- _TASK_
Report every line in the records below that holds the word "content".

- _RECORDS PROVIDED_
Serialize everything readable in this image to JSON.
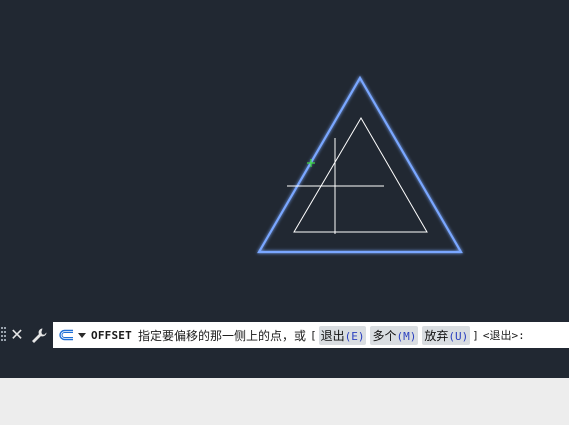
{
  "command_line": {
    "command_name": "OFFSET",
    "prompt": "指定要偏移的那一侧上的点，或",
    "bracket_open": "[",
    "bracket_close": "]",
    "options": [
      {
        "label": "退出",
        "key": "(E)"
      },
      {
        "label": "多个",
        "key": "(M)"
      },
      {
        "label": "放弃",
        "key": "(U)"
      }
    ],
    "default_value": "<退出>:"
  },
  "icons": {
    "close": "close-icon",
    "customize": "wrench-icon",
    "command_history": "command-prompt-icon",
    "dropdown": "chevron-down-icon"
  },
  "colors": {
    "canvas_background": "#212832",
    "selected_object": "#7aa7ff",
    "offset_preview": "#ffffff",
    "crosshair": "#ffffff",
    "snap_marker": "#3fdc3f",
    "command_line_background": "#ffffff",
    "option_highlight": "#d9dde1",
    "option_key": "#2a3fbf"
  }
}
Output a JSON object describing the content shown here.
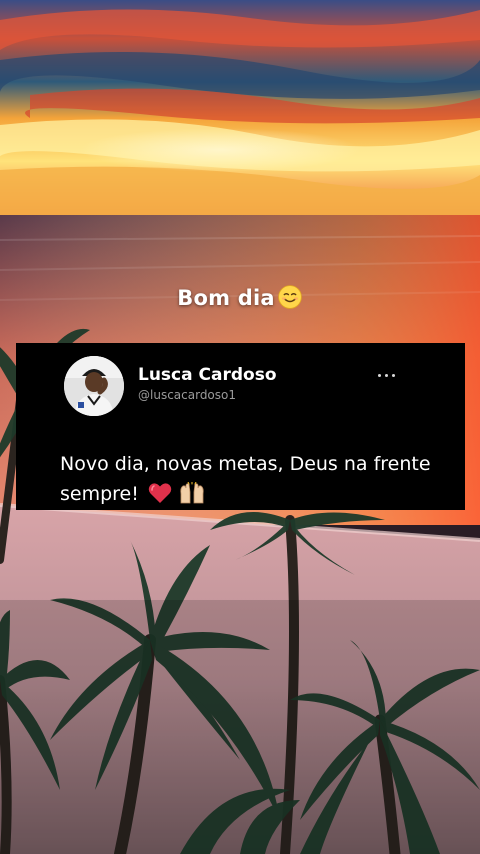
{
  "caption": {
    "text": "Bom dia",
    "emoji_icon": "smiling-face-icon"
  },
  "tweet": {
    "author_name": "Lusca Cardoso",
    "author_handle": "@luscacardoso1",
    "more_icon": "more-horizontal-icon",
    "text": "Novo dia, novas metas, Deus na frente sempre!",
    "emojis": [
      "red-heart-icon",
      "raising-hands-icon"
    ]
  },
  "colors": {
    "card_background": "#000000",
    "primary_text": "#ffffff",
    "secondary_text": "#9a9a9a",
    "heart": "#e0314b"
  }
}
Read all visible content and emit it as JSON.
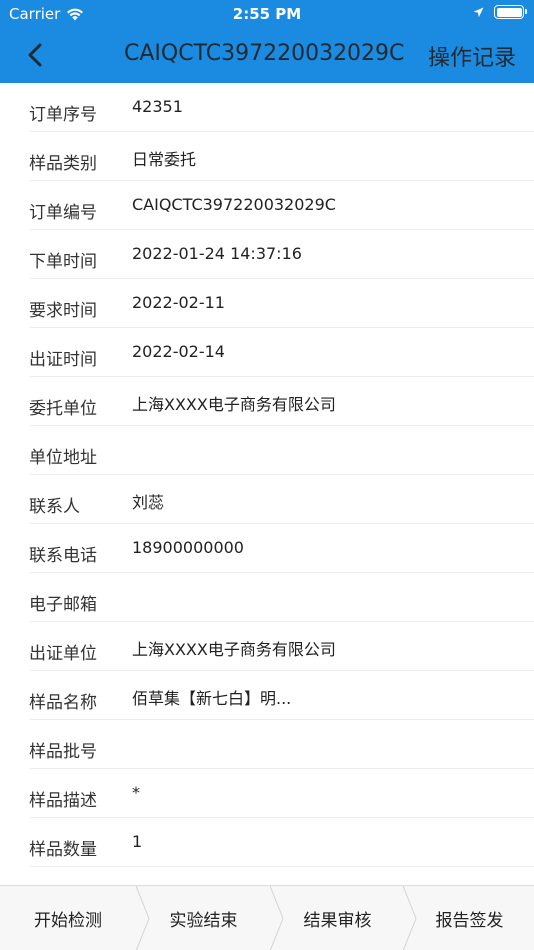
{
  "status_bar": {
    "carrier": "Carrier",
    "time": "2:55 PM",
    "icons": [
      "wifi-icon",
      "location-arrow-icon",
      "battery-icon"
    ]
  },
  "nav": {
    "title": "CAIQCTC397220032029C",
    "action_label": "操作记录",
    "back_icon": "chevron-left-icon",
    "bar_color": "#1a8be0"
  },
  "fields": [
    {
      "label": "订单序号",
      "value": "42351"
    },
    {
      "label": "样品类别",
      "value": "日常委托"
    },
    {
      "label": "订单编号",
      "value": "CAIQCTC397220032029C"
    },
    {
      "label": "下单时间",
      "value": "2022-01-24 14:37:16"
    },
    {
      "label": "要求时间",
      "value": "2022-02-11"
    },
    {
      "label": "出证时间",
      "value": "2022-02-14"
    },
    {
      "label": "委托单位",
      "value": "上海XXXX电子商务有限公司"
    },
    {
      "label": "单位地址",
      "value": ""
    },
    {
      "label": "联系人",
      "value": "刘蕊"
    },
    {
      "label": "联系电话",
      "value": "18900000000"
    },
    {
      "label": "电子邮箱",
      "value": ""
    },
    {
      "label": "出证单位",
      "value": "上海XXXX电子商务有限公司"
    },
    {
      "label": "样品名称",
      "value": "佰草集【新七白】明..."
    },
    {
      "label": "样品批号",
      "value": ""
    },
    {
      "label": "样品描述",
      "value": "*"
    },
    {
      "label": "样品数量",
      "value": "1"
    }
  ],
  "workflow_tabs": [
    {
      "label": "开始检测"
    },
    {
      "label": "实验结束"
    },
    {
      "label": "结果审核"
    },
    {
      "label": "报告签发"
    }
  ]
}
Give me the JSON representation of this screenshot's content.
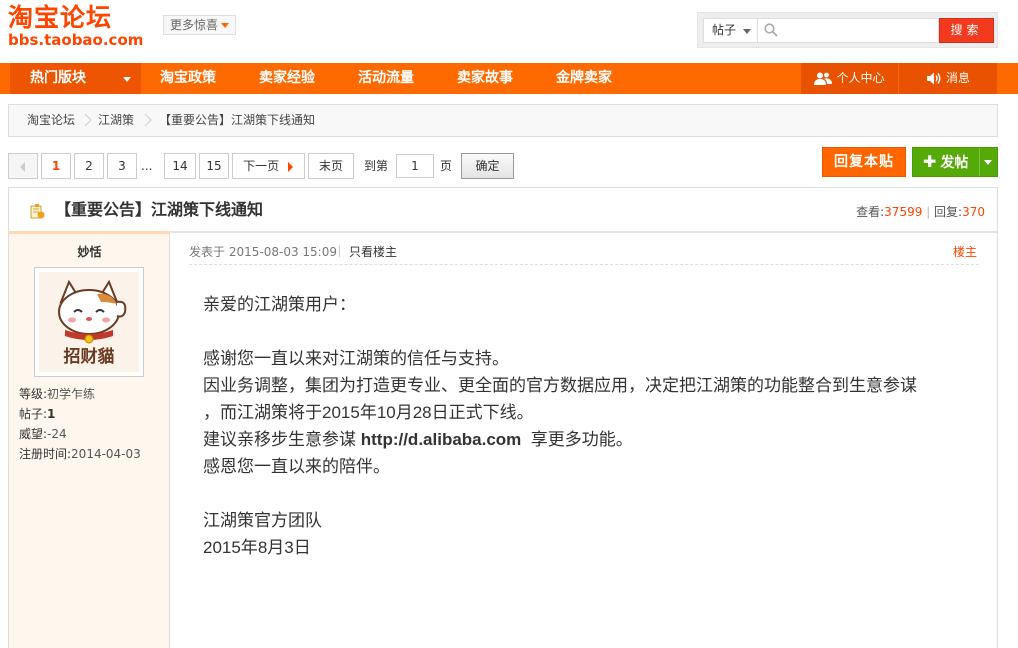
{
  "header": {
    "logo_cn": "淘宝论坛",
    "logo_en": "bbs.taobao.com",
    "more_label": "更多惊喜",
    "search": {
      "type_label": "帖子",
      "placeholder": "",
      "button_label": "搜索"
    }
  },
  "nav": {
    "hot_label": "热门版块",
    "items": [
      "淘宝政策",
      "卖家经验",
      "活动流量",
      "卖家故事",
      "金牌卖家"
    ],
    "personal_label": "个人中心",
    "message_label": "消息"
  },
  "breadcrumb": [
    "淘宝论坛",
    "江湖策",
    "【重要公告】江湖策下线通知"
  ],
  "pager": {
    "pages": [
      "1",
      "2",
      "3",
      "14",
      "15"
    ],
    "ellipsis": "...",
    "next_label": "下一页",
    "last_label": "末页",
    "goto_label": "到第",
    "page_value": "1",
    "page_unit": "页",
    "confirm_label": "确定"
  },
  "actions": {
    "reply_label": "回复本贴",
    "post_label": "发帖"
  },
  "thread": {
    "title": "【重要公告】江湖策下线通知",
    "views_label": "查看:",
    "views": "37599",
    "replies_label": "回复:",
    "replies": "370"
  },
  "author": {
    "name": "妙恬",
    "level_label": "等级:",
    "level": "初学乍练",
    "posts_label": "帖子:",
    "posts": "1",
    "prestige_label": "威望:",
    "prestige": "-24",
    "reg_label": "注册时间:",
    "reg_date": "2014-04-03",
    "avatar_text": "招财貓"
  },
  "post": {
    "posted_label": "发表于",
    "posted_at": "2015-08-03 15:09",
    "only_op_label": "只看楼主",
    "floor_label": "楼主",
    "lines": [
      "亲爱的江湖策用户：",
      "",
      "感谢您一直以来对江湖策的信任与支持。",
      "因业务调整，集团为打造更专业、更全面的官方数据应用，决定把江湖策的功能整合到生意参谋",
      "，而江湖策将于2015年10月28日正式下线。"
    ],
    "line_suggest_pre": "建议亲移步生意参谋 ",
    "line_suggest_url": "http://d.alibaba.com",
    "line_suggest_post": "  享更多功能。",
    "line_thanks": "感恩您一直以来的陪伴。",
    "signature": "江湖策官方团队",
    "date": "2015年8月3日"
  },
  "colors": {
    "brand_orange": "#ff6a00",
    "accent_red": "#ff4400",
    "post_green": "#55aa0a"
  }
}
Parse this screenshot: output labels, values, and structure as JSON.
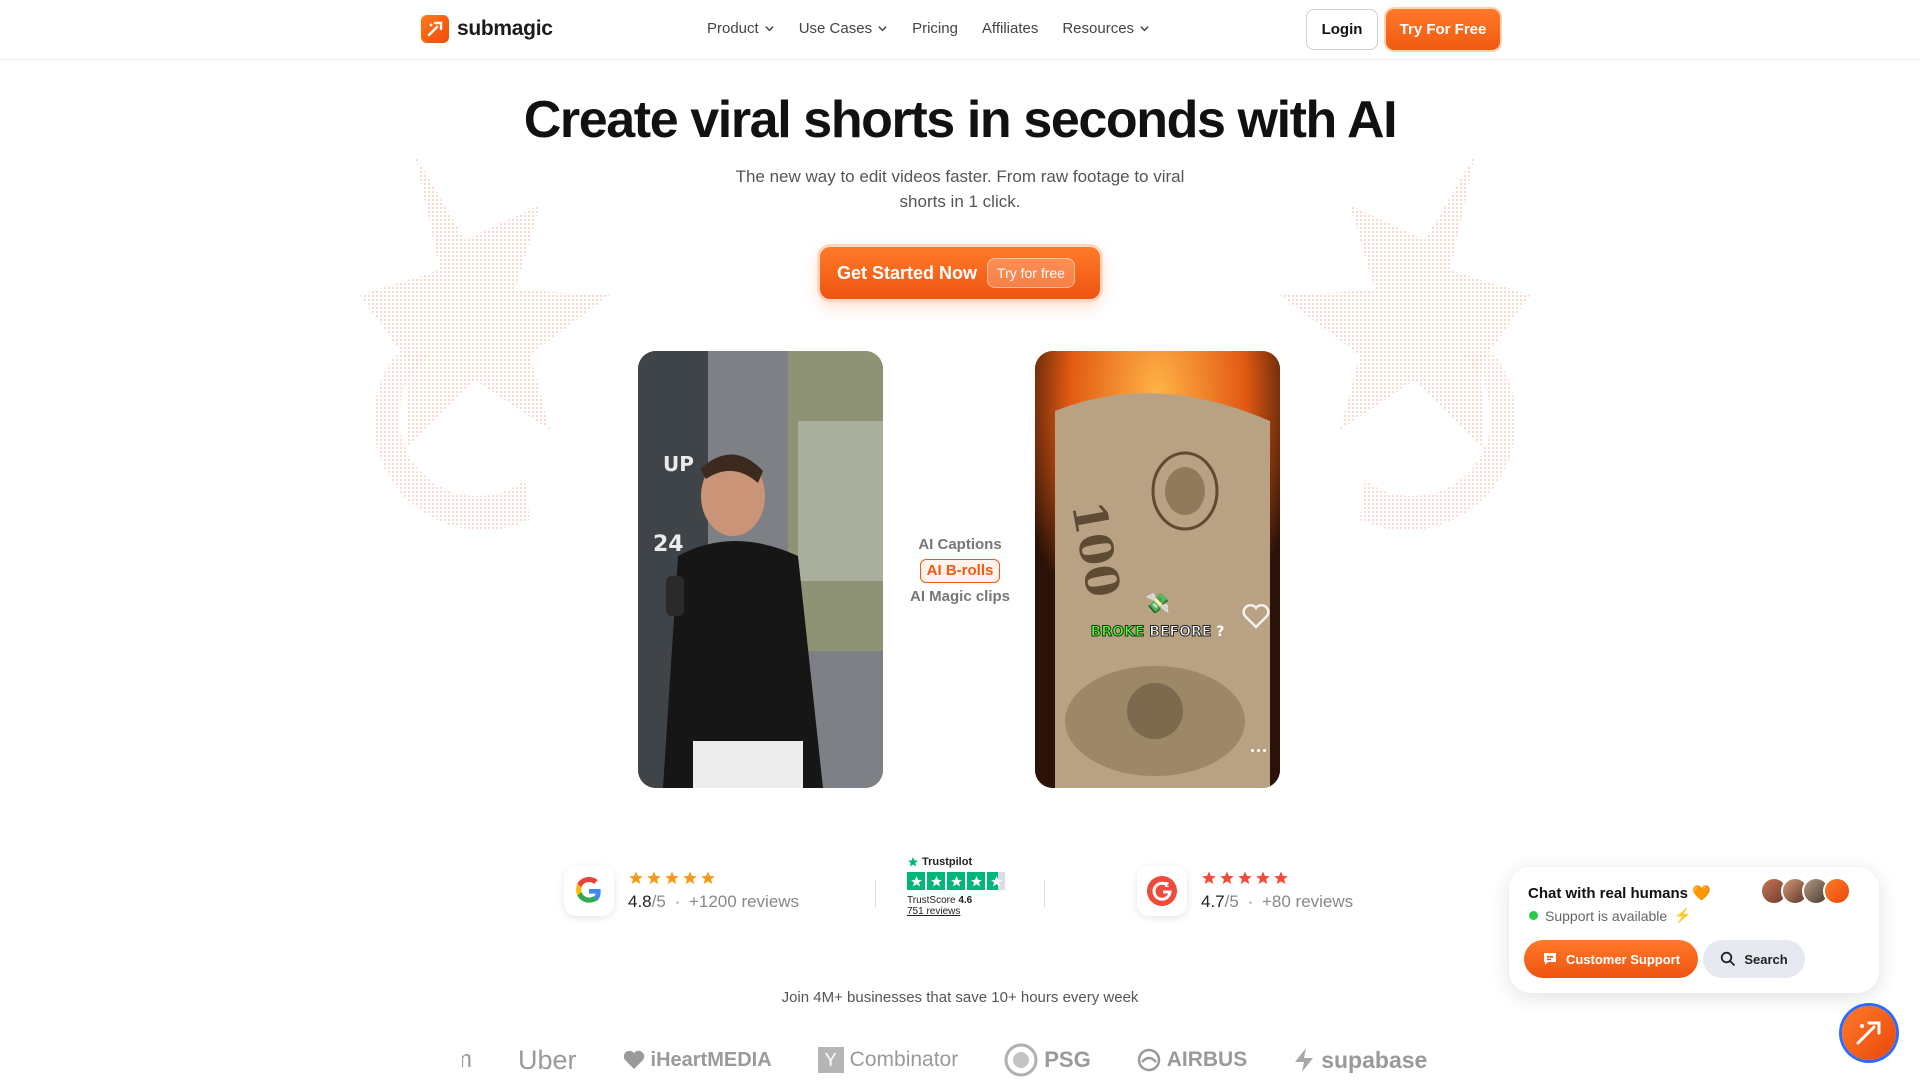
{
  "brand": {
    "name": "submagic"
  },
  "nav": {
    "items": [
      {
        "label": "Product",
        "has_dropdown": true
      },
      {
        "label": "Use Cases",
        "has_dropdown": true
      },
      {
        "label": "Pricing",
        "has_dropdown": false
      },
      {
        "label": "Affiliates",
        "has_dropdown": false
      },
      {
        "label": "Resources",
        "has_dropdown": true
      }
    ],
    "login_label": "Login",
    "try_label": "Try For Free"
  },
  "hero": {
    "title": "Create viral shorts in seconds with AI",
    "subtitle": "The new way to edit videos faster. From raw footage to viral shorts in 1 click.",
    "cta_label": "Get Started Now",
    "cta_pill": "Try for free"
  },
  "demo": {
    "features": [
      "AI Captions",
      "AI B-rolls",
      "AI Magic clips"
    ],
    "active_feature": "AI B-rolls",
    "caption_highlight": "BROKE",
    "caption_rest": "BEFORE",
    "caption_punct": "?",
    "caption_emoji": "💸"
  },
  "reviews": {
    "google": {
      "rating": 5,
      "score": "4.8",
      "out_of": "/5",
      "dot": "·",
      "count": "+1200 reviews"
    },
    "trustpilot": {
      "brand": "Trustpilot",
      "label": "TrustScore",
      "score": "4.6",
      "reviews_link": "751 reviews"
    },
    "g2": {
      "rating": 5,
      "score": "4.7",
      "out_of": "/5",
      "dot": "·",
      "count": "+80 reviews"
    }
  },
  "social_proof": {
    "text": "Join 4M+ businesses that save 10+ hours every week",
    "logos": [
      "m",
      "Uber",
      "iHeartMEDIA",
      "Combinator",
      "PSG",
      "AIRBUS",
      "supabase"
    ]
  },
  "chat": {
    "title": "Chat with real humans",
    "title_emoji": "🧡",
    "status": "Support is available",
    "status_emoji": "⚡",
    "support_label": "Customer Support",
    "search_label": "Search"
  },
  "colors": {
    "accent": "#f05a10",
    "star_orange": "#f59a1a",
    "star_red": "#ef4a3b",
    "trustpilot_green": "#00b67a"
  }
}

- _RESPONSE TO THE EXERCISE_
Output a JSON object describing the content shown here.
Read all visible content and emit it as JSON.
Give me the JSON representation of this screenshot's content.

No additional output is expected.